I hope that this is a Trump for the U.S. to really reflect on the kind of country and the kind of people we want to be. I hope that all of us are able to hold each other accountable for our words and actions. My hope for the church is that we are a beacon of light, hope, and love during these times.
7. Do you feel respected in your feelings about the candidacy and election of Donald Trump by evangelical Christians of an older generation?
I feel respected to a certain degree. I feel like most older evangelical Christians think that I, along with many other people, are overreacting or too emotional. I’ve read articles and Facebook posts that call for unity or for people to stop referring to people who voted for Trump as racist, or sexist, etc. I feel like these responses to our reactions center people with privilege. Overall there does not seem to be an interest in finding out why people are upset.
8. Do you feel the evangelical movement respects and seeks to include your generation of Jesus followers in the movement? If so, how? If not, please expound.
Unfortunately, churches are some of the most segregated places in the U.S. and so it is no wonder that it is so hard for us to engage with each other—not only across generations but also across racial, economic, educational, and political lines. As a low-income, woman of color, it has been hard for me to move in evangelical, Christian circles. I think that as a church we must seek to focus on God and his teachings rather than traditions. We must be quick to acknowledge that our interpretations of the Bible are tied to our lived experiences and our world view and that we may be wrong. I think that we must really invite the Holy Spirit into our interactions with one another.
9. What can older evangelicals do to re-engage your generation in the movement? What can your generation do to engage older evangelicals?
I think that we need to really listen to one another.
10. If Jesus was living on earth today, what do you think he would be saying to your generation of His followers regarding the election? What would he be saying to older generations of His followers regarding the election?
One of the verses that has been on my mind since the election results has been Isaiah 41:10.
“So do not fear, for I am with you.

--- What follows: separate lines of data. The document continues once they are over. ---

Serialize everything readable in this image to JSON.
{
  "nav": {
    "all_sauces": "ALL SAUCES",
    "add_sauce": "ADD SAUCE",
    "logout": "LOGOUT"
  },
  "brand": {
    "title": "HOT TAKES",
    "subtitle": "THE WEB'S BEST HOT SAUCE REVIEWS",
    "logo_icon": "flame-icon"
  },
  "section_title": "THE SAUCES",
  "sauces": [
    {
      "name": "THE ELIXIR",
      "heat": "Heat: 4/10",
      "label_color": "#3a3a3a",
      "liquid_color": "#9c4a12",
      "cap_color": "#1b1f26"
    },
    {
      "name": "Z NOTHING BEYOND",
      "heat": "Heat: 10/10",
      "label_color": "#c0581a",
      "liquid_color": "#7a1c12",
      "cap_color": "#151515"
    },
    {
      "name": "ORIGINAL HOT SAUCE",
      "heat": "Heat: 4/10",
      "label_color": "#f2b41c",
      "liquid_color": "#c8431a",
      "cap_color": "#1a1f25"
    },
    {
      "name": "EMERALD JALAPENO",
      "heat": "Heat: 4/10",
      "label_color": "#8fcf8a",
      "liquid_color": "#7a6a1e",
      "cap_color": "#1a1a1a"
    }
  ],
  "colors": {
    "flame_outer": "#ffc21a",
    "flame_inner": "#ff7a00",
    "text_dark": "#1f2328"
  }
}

Do not be dismayed, for I am your God. I will strengthen you and help you. I will uphold you with my righteous right hand.” -Isaiah 41:1